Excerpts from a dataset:
---+---

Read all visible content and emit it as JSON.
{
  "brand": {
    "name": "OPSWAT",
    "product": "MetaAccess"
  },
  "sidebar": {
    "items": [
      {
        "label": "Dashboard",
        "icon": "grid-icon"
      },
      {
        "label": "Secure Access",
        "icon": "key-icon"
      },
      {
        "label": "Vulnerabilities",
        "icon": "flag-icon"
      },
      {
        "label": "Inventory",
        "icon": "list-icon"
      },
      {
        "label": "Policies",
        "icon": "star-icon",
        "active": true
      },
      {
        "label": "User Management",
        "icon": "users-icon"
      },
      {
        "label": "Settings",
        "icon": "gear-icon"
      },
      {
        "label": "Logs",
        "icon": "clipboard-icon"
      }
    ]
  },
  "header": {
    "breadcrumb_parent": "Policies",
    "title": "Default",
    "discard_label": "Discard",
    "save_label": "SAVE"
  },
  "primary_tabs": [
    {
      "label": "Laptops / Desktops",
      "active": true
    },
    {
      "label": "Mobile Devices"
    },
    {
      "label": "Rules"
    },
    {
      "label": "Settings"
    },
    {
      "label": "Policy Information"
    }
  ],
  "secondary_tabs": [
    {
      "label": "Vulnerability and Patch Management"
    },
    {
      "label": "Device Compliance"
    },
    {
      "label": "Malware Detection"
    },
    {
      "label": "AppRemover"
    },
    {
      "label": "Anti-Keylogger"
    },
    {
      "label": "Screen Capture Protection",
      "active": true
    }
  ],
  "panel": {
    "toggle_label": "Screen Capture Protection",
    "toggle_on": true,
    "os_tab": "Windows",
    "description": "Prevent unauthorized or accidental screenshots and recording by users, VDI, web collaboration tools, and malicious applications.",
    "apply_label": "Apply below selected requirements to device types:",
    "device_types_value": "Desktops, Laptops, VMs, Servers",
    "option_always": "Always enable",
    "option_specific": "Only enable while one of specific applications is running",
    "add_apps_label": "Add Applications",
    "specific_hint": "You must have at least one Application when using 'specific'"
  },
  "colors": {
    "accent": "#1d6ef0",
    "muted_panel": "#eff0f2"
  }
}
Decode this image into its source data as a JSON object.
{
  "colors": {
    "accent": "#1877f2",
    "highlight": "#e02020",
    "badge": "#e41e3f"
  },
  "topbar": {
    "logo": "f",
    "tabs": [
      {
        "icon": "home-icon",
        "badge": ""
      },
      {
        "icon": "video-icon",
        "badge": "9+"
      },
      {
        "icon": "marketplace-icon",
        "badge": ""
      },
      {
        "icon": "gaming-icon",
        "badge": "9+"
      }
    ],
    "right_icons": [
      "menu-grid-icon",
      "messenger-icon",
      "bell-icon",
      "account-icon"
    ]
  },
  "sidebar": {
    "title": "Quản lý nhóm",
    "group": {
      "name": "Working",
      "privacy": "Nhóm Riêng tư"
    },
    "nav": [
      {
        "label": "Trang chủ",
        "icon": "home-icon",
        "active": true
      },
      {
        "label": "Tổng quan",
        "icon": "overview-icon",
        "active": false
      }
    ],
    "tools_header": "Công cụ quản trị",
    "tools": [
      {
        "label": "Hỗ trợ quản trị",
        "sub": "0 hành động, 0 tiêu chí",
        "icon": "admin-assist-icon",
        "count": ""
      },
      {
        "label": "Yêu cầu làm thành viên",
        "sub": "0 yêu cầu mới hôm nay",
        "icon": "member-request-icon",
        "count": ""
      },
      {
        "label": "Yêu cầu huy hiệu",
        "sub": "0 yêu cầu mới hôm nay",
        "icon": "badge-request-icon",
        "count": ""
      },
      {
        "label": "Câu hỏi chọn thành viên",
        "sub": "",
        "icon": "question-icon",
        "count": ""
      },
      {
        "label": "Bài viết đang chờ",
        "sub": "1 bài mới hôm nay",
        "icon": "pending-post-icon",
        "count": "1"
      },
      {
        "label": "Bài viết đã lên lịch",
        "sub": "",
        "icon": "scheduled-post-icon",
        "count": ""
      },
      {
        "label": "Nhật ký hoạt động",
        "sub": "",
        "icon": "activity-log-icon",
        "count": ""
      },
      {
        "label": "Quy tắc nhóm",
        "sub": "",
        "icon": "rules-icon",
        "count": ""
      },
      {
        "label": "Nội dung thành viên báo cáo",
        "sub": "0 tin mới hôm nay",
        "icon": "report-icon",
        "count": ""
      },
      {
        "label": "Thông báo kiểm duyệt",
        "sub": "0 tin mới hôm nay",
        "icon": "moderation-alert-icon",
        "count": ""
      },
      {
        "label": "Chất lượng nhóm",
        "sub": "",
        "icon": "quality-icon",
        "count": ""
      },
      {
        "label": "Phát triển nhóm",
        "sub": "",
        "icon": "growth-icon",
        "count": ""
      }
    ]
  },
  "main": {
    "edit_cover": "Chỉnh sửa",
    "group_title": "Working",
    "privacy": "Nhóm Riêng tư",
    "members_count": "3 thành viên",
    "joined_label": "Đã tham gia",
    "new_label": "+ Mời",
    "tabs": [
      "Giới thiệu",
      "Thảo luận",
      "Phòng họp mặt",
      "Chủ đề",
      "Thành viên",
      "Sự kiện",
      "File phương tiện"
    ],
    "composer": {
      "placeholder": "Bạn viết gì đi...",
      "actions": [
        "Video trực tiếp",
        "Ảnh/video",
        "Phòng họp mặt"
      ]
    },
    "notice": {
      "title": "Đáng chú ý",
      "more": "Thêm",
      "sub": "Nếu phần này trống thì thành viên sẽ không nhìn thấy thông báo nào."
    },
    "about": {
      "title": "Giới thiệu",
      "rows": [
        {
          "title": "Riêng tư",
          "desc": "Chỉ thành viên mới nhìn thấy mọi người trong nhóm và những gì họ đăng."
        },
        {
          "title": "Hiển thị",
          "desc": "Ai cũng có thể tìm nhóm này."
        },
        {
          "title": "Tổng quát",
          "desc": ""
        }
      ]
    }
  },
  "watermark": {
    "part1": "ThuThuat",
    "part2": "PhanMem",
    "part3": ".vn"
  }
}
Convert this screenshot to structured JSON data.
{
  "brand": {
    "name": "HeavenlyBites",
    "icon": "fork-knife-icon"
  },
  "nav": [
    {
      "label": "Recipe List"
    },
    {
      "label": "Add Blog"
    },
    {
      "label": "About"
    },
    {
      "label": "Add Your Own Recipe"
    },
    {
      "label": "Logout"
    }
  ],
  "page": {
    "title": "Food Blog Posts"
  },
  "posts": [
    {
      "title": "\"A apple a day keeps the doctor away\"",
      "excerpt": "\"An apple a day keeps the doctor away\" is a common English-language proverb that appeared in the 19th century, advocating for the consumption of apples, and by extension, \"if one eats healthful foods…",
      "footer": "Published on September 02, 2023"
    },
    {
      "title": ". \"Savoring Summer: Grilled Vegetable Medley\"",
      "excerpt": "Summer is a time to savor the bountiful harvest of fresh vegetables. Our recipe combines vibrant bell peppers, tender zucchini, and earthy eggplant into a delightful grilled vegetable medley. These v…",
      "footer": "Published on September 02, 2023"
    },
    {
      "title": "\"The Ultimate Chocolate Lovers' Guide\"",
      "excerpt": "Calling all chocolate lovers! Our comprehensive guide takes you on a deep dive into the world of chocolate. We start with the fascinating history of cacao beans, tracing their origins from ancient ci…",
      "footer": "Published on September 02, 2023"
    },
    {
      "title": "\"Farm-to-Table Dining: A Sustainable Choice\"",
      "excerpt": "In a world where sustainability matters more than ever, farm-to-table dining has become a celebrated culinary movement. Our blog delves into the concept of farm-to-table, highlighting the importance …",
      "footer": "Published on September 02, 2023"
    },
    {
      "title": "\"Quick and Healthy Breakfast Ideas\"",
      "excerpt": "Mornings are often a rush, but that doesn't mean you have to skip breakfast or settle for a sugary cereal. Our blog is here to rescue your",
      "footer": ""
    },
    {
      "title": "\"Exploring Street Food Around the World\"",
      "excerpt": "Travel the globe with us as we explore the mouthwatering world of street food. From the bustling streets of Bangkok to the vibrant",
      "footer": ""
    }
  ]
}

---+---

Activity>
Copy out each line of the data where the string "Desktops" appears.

Exercise answer>
      "label": "Laptops / Desktops",
    "device_types_value": "Desktops, Laptops, VMs, Servers",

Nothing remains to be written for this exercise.